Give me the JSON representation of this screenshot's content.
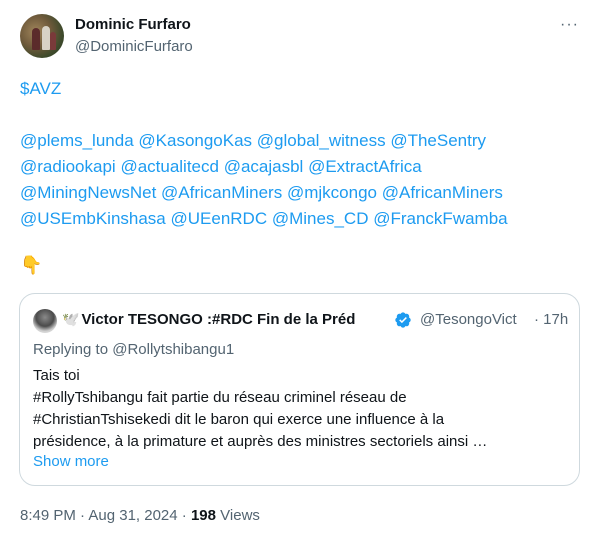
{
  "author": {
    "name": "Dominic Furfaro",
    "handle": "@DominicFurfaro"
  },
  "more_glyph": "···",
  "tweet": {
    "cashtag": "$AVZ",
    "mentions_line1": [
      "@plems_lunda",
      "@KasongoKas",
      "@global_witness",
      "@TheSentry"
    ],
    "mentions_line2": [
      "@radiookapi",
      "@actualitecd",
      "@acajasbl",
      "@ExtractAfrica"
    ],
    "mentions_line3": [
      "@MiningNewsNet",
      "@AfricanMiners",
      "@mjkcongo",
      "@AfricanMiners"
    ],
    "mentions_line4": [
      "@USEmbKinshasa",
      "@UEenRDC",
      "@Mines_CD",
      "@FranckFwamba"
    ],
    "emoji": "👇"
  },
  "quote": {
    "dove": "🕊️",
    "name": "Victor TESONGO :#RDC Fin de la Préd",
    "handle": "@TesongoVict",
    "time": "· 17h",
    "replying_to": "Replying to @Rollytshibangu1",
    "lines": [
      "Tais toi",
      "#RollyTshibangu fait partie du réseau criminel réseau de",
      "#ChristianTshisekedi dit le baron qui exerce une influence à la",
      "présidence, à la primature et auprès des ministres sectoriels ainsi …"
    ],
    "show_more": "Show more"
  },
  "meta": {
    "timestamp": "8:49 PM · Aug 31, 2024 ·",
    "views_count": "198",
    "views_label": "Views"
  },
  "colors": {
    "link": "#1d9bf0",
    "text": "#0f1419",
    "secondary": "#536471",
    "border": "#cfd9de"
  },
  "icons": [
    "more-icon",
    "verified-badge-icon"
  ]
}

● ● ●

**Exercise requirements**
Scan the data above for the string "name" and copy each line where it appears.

**Answer section**
    "name": "Dominic Furfaro",
    "name": "Victor TESONGO :#RDC Fin de la Préd",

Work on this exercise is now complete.